During the 2005 and 2006 growing seasons, Peters and his team conducted several field trials in New Brunswick and Prince Edward Island to compare the efficacy of phosphorous acid-based products (applied foliarly) and the in-furrow application of metalaxyl-m to control late blight and pink rot. They found that foliar application of phosphorus acid provided excellent control of both late blight and pink rot in tubers, which was equal to or better than that found with metalaxyl-m. Higher rates of foliar phosphorus acid application provided better tuber rot control than lower rates, but an application rate of 5 litres per hectare was determined the best choice in terms of control and economy.
Replicated field trials were conducted in Prince Edward Island from 2007 to 2009. Field experiments assessed the effects of Confine, a commercial phosphorous acid-based product, on its own as well as in combination with Bravo on the suppression of the development of late blight in the foliage of both Shepody and Russet Burbank cultivars.
The researchers also took healthy tubers from each of the plots and inoculated them with late blight (US-8 strain) or pink rot (P.E.I. strain). The tubers were then stored at 15°C and 95 per cent relative humidity for two to three weeks to encourage disease development. After postharvest inoculation and incubation, tubers were rated for the incidence and severity of pink rot and late blight.
The results showed that in check plots, late blight symptoms developed more quickly in the foliage of Shepody than Russet Burbank plants. The most extensive disease development occurred in the check plots. When tubers were graded at harvest, rot was most extensive in the tubers from the check plots. As well, rot was more extensive in Shepody than Russet Burbank tubers.
Although extensive foliar blight eventually developed in foliage of plants sprayed with phosphorus acid alone, significantly less tuber rot was observed in these plots compared to the check plots. Very little tuber rot was observed in plots where plants had been treated with Bravo alone or Bravo in combination with phosphorus acid. The combination of phosphorus acid with Bravo was particularly effective likely due to the synergies captured by combining a truly systemic product (phosphorus acid) with a protectant fungicide (Bravo).
The researchers further observed that following post-harvest inoculation, healthy tubers from plots receiving phosphorus acid during the field season were significantly more resistant to the development of pink rot and late blight tuber rot when in storage.
Application of phosphorus acid after pathogen inoculation was generally less effective than application prior to inoculation. At least three applications during the growing season were needed to confer disease control. The researchers observed no phytotoxicity when phosphorous acid was applied to potato foliage. However, post-harvest application to seed tubers is not recommended (and indeed is not a registered application) due to the inhibition of sprouting that can occur. Delayed emergence has also been observed from seed tubers harvested from plants receiving foliar applications of phosphorous acid during the previous field season, and, therefore, growers should be cautious about using these products for potato seed production.

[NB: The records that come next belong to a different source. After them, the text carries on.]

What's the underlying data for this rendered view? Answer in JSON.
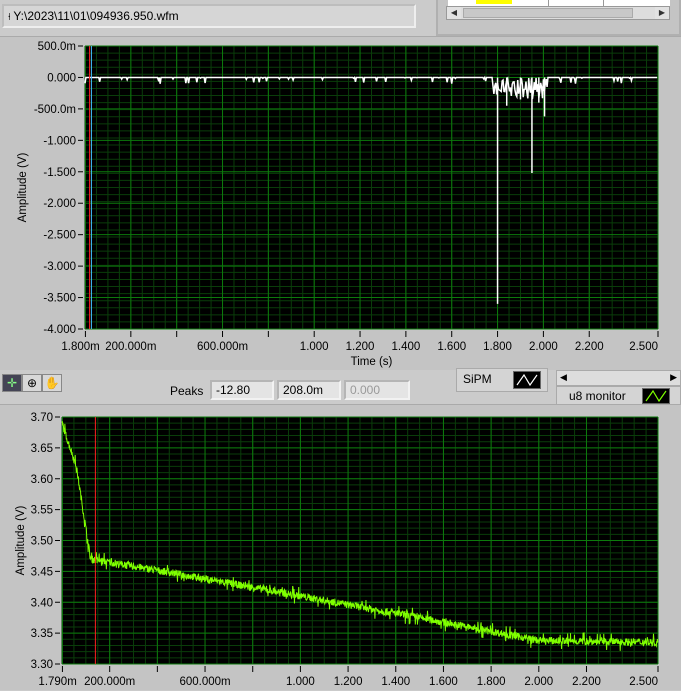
{
  "file_path": {
    "icon": "path-icon",
    "value": "Y:\\2023\\11\\01\\094936.950.wfm"
  },
  "colors": {
    "plot_bg": "#000000",
    "grid_major": "#0c7a0c",
    "grid_minor": "#0a3d0a",
    "top_trace": "#ffffff",
    "bottom_trace": "#7fff00",
    "cursor_red": "#ff2020",
    "cursor_cyan": "#40c0ff",
    "table_highlight": "#ffff00"
  },
  "toolbar": {
    "tools": [
      {
        "icon": "cursor-crosshair-icon"
      },
      {
        "icon": "zoom-icon"
      },
      {
        "icon": "pan-hand-icon"
      }
    ]
  },
  "peaks": {
    "label": "Peaks",
    "values": [
      "-12.80",
      "208.0m",
      "0.000"
    ]
  },
  "legend_top": {
    "label": "SiPM"
  },
  "legend_bottom": {
    "label": "u8 monitor"
  },
  "chart_data": [
    {
      "type": "line",
      "title": "",
      "xlabel": "Time (s)",
      "ylabel": "Amplitude (V)",
      "xlim": [
        0,
        2.5
      ],
      "ylim": [
        -4.0,
        0.5
      ],
      "grid": true,
      "y_ticks": [
        {
          "v": 0.5,
          "label": "500.0m"
        },
        {
          "v": 0,
          "label": "0.000"
        },
        {
          "v": -0.5,
          "label": "-500.0m"
        },
        {
          "v": -1,
          "label": "-1.000"
        },
        {
          "v": -1.5,
          "label": "-1.500"
        },
        {
          "v": -2,
          "label": "-2.000"
        },
        {
          "v": -2.5,
          "label": "-2.500"
        },
        {
          "v": -3,
          "label": "-3.000"
        },
        {
          "v": -3.5,
          "label": "-3.500"
        },
        {
          "v": -4,
          "label": "-4.000"
        }
      ],
      "x_ticks": [
        {
          "v": 0.0018,
          "label": "1.800m"
        },
        {
          "v": 0.2,
          "label": "200.000m"
        },
        {
          "v": 0.4,
          "label": ""
        },
        {
          "v": 0.6,
          "label": "600.000m"
        },
        {
          "v": 0.8,
          "label": ""
        },
        {
          "v": 1.0,
          "label": "1.000"
        },
        {
          "v": 1.2,
          "label": "1.200"
        },
        {
          "v": 1.4,
          "label": "1.400"
        },
        {
          "v": 1.6,
          "label": "1.600"
        },
        {
          "v": 1.8,
          "label": "1.800"
        },
        {
          "v": 2.0,
          "label": "2.000"
        },
        {
          "v": 2.2,
          "label": "2.200"
        },
        {
          "v": 2.5,
          "label": "2.500"
        }
      ],
      "cursors": [
        0.02,
        0.028
      ],
      "series": [
        {
          "name": "SiPM",
          "baseline": 0.0,
          "spikes": [
            {
              "x": 1.8,
              "y": -3.6
            },
            {
              "x": 1.95,
              "y": -1.52
            },
            {
              "x": 2.005,
              "y": -0.62
            },
            {
              "x": 1.84,
              "y": -0.45
            },
            {
              "x": 1.9,
              "y": -0.35
            },
            {
              "x": 1.98,
              "y": -0.4
            }
          ]
        }
      ]
    },
    {
      "type": "line",
      "title": "",
      "xlabel": "",
      "ylabel": "Amplitude (V)",
      "xlim": [
        0,
        2.5
      ],
      "ylim": [
        3.3,
        3.7
      ],
      "grid": true,
      "y_ticks": [
        {
          "v": 3.7,
          "label": "3.70"
        },
        {
          "v": 3.65,
          "label": "3.65"
        },
        {
          "v": 3.6,
          "label": "3.60"
        },
        {
          "v": 3.55,
          "label": "3.55"
        },
        {
          "v": 3.5,
          "label": "3.50"
        },
        {
          "v": 3.45,
          "label": "3.45"
        },
        {
          "v": 3.4,
          "label": "3.40"
        },
        {
          "v": 3.35,
          "label": "3.35"
        },
        {
          "v": 3.3,
          "label": "3.30"
        }
      ],
      "x_ticks": [
        {
          "v": 0.00179,
          "label": "1.790m"
        },
        {
          "v": 0.2,
          "label": "200.000m"
        },
        {
          "v": 0.4,
          "label": ""
        },
        {
          "v": 0.6,
          "label": "600.000m"
        },
        {
          "v": 0.8,
          "label": ""
        },
        {
          "v": 1.0,
          "label": "1.000"
        },
        {
          "v": 1.2,
          "label": "1.200"
        },
        {
          "v": 1.4,
          "label": "1.400"
        },
        {
          "v": 1.6,
          "label": "1.600"
        },
        {
          "v": 1.8,
          "label": "1.800"
        },
        {
          "v": 2.0,
          "label": "2.000"
        },
        {
          "v": 2.2,
          "label": "2.200"
        },
        {
          "v": 2.5,
          "label": "2.500"
        }
      ],
      "cursors": [
        0.14
      ],
      "series": [
        {
          "name": "u8 monitor",
          "points": [
            [
              0,
              3.69
            ],
            [
              0.06,
              3.62
            ],
            [
              0.12,
              3.47
            ],
            [
              0.5,
              3.445
            ],
            [
              1.0,
              3.41
            ],
            [
              1.5,
              3.375
            ],
            [
              2.0,
              3.338
            ],
            [
              2.5,
              3.335
            ]
          ],
          "noise": 0.012
        }
      ]
    }
  ]
}
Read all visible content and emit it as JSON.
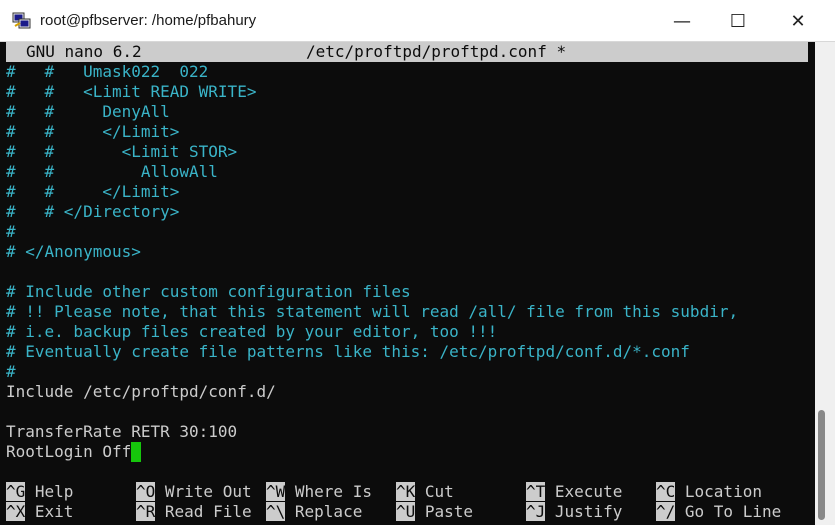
{
  "window": {
    "title": "root@pfbserver: /home/pfbahury",
    "minimize_glyph": "—",
    "maximize_glyph": "☐",
    "close_glyph": "✕"
  },
  "nano": {
    "version": "GNU nano 6.2",
    "filename": "/etc/proftpd/proftpd.conf *"
  },
  "lines": [
    {
      "text": "#   #   Umask022  022",
      "type": "comment"
    },
    {
      "text": "#   #   <Limit READ WRITE>",
      "type": "comment"
    },
    {
      "text": "#   #     DenyAll",
      "type": "comment"
    },
    {
      "text": "#   #     </Limit>",
      "type": "comment"
    },
    {
      "text": "#   #       <Limit STOR>",
      "type": "comment"
    },
    {
      "text": "#   #         AllowAll",
      "type": "comment"
    },
    {
      "text": "#   #     </Limit>",
      "type": "comment"
    },
    {
      "text": "#   # </Directory>",
      "type": "comment"
    },
    {
      "text": "#",
      "type": "comment"
    },
    {
      "text": "# </Anonymous>",
      "type": "comment"
    },
    {
      "text": "",
      "type": "plain"
    },
    {
      "text": "# Include other custom configuration files",
      "type": "comment"
    },
    {
      "text": "# !! Please note, that this statement will read /all/ file from this subdir,",
      "type": "comment"
    },
    {
      "text": "# i.e. backup files created by your editor, too !!!",
      "type": "comment"
    },
    {
      "text": "# Eventually create file patterns like this: /etc/proftpd/conf.d/*.conf",
      "type": "comment"
    },
    {
      "text": "#",
      "type": "comment"
    },
    {
      "text": "Include /etc/proftpd/conf.d/",
      "type": "plain"
    },
    {
      "text": "",
      "type": "plain"
    },
    {
      "text": "TransferRate RETR 30:100",
      "type": "plain"
    },
    {
      "text": "RootLogin Off",
      "type": "plain"
    }
  ],
  "shortcuts": [
    {
      "key": "^G",
      "label": " Help"
    },
    {
      "key": "^O",
      "label": " Write Out"
    },
    {
      "key": "^W",
      "label": " Where Is"
    },
    {
      "key": "^K",
      "label": " Cut"
    },
    {
      "key": "^T",
      "label": " Execute"
    },
    {
      "key": "^C",
      "label": " Location"
    },
    {
      "key": "^X",
      "label": " Exit"
    },
    {
      "key": "^R",
      "label": " Read File"
    },
    {
      "key": "^\\",
      "label": " Replace"
    },
    {
      "key": "^U",
      "label": " Paste"
    },
    {
      "key": "^J",
      "label": " Justify"
    },
    {
      "key": "^/",
      "label": " Go To Line"
    }
  ],
  "colors": {
    "comment": "#3ab4c8",
    "cursor": "#16c60c",
    "terminal_bg": "#0c0c0c"
  }
}
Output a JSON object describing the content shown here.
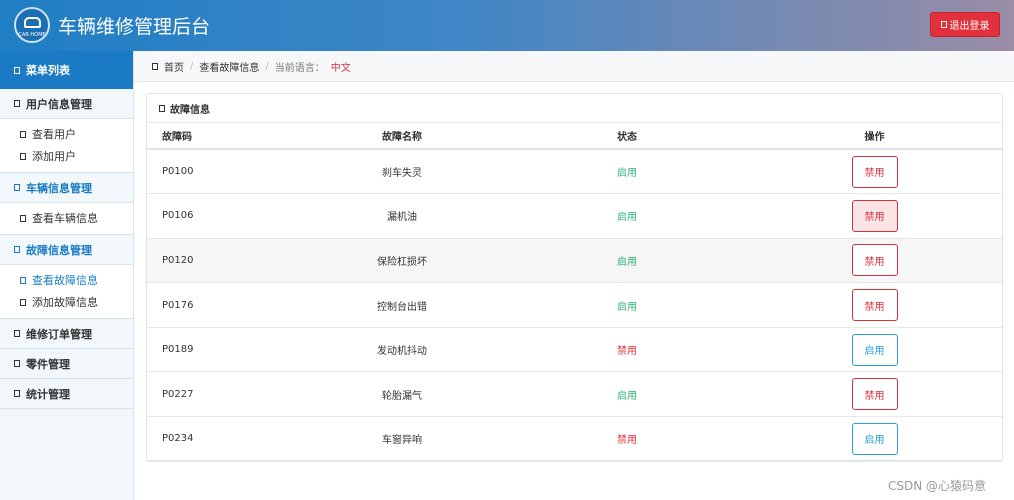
{
  "header": {
    "logo_text": "CAR HOME",
    "title": "车辆维修管理后台",
    "logout_label": "退出登录"
  },
  "sidebar": {
    "menu_title": "菜单列表",
    "groups": [
      {
        "label": "用户信息管理",
        "items": [
          "查看用户",
          "添加用户"
        ]
      },
      {
        "label": "车辆信息管理",
        "items": [
          "查看车辆信息"
        ]
      },
      {
        "label": "故障信息管理",
        "items": [
          "查看故障信息",
          "添加故障信息"
        ]
      },
      {
        "label": "维修订单管理"
      },
      {
        "label": "零件管理"
      },
      {
        "label": "统计管理"
      }
    ]
  },
  "breadcrumb": {
    "home": "首页",
    "current": "查看故障信息",
    "lang_label": "当前语言：",
    "lang_value": "中文"
  },
  "panel": {
    "title": "故障信息",
    "columns": [
      "故障码",
      "故障名称",
      "状态",
      "操作"
    ],
    "rows": [
      {
        "code": "P0100",
        "name": "刹车失灵",
        "status": "启用",
        "action": "禁用"
      },
      {
        "code": "P0106",
        "name": "漏机油",
        "status": "启用",
        "action": "禁用"
      },
      {
        "code": "P0120",
        "name": "保险杠损坏",
        "status": "启用",
        "action": "禁用"
      },
      {
        "code": "P0176",
        "name": "控制台出错",
        "status": "启用",
        "action": "禁用"
      },
      {
        "code": "P0189",
        "name": "发动机抖动",
        "status": "禁用",
        "action": "启用"
      },
      {
        "code": "P0227",
        "name": "轮胎漏气",
        "status": "启用",
        "action": "禁用"
      },
      {
        "code": "P0234",
        "name": "车窗异响",
        "status": "禁用",
        "action": "启用"
      }
    ]
  },
  "watermark": "CSDN @心猿码意",
  "colors": {
    "primary": "#1a7bc4",
    "danger": "#e2303c",
    "success": "#2bb673",
    "info": "#2a9fd8"
  }
}
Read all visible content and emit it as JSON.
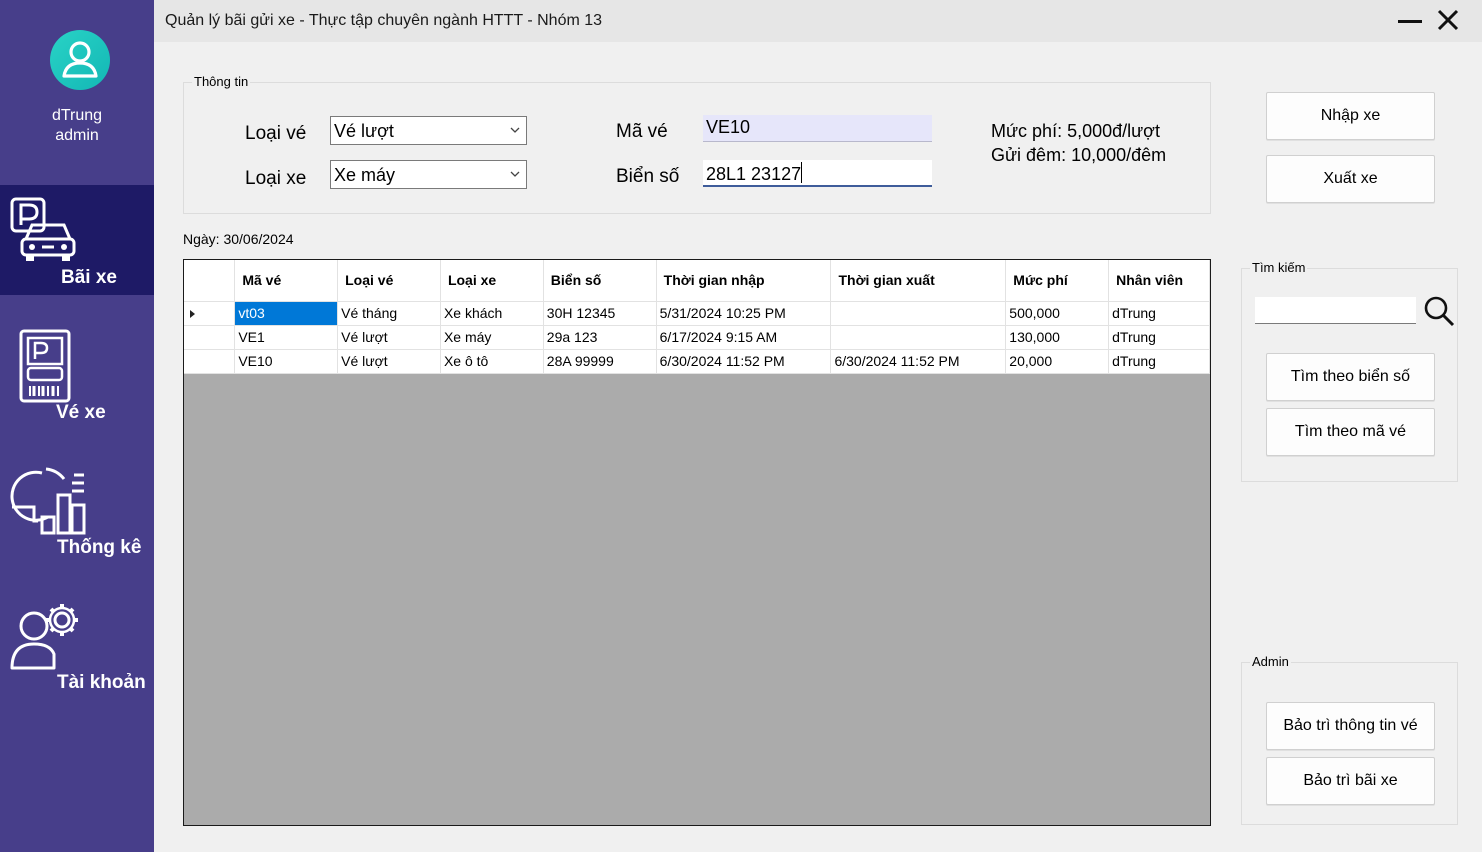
{
  "sidebar": {
    "user_name": "dTrung",
    "user_role": "admin",
    "items": [
      {
        "label": "Bãi xe",
        "icon": "parking-car-icon",
        "active": true
      },
      {
        "label": "Vé xe",
        "icon": "parking-ticket-icon",
        "active": false
      },
      {
        "label": "Thống kê",
        "icon": "statistics-chart-icon",
        "active": false
      },
      {
        "label": "Tài khoản",
        "icon": "user-settings-icon",
        "active": false
      }
    ]
  },
  "window": {
    "title": "Quản lý bãi gửi xe - Thực tập chuyên ngành HTTT - Nhóm 13"
  },
  "info": {
    "legend": "Thông tin",
    "ticket_type_label": "Loại vé",
    "ticket_type_value": "Vé lượt",
    "vehicle_type_label": "Loại xe",
    "vehicle_type_value": "Xe máy",
    "ticket_id_label": "Mã vé",
    "ticket_id_value": "VE10",
    "plate_label": "Biển số",
    "plate_value": "28L1 23127",
    "fee_rate": "Mức phí: 5,000đ/lượt",
    "night_fee": "Gửi đêm: 10,000/đêm"
  },
  "actions": {
    "check_in": "Nhập xe",
    "check_out": "Xuất xe"
  },
  "date_label": "Ngày: 30/06/2024",
  "table": {
    "columns": [
      "Mã vé",
      "Loại vé",
      "Loại xe",
      "Biển số",
      "Thời gian nhập",
      "Thời gian xuất",
      "Mức phí",
      "Nhân viên"
    ],
    "rows": [
      [
        "vt03",
        "Vé tháng",
        "Xe khách",
        "30H 12345",
        "5/31/2024 10:25 PM",
        "",
        "500,000",
        "dTrung"
      ],
      [
        "VE1",
        "Vé lượt",
        "Xe máy",
        "29a 123",
        "6/17/2024 9:15 AM",
        "",
        "130,000",
        "dTrung"
      ],
      [
        "VE10",
        "Vé lượt",
        "Xe ô tô",
        "28A 99999",
        "6/30/2024 11:52 PM",
        "6/30/2024 11:52 PM",
        "20,000",
        "dTrung"
      ]
    ]
  },
  "search": {
    "legend": "Tìm kiếm",
    "value": "",
    "by_plate": "Tìm theo biển số",
    "by_ticket": "Tìm theo mã vé"
  },
  "admin": {
    "legend": "Admin",
    "maintain_tickets": "Bảo trì thông tin vé",
    "maintain_lot": "Bảo trì bãi xe"
  },
  "colors": {
    "sidebar_bg": "#473e8a",
    "sidebar_active": "#1e1a66",
    "avatar": "#1fc4bd",
    "selection": "#0078d7",
    "readonly_field": "#e6e6fa"
  }
}
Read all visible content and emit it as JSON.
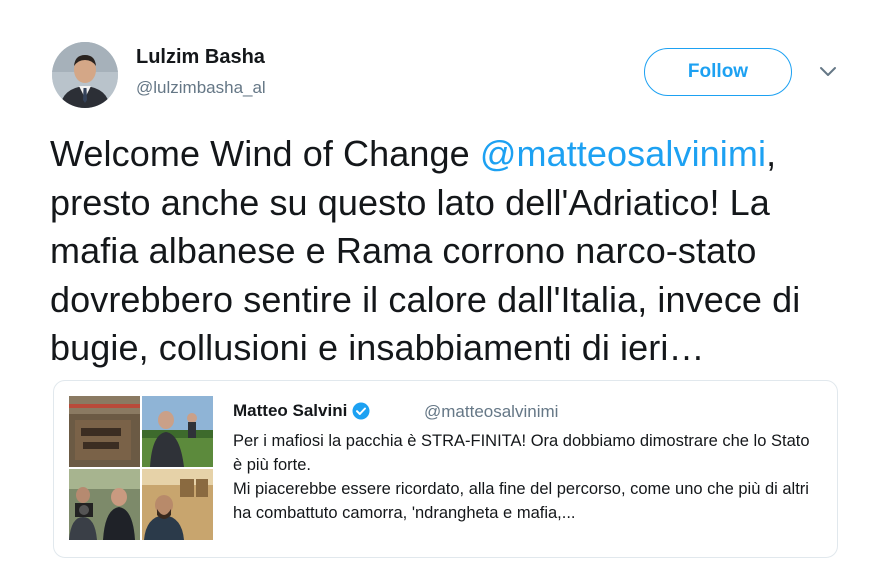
{
  "author": {
    "name": "Lulzim Basha",
    "handle": "@lulzimbasha_al",
    "avatar_icon": "profile-photo"
  },
  "follow_button": {
    "label": "Follow"
  },
  "menu": {
    "icon": "chevron-down-icon"
  },
  "tweet": {
    "text_before": "Welcome Wind of Change ",
    "mention": "@matteosalvinimi",
    "text_after": ", presto anche su questo lato dell'Adriatico! La mafia albanese e Rama corrono narco-stato dovrebbero sentire il calore dall'Italia, invece di bugie, collusioni e insabbiamenti di ieri…"
  },
  "quoted_tweet": {
    "name": "Matteo Salvini",
    "handle": "@matteosalvinimi",
    "verified": true,
    "line1": "Per i mafiosi la pacchia è STRA-FINITA! Ora dobbiamo dimostrare che lo Stato è più forte.",
    "line2": "Mi piacerebbe essere ricordato, alla fine del percorso, come uno che più di altri ha combattuto camorra, 'ndrangheta e mafia,..."
  },
  "colors": {
    "accent": "#1da1f2",
    "text": "#14171a",
    "secondary": "#657786",
    "border": "#e1e8ed"
  }
}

Tubers already infected in the field could not be cured, notes Peters. He warns growers if spraying phosphorus acid for in-storage prevention of late blight or pink rot, it is important to apply it as soon as possible after harvest— preferably within 6 hours—to prevent spores from germinating and infecting other tubers. Lukie Pieterse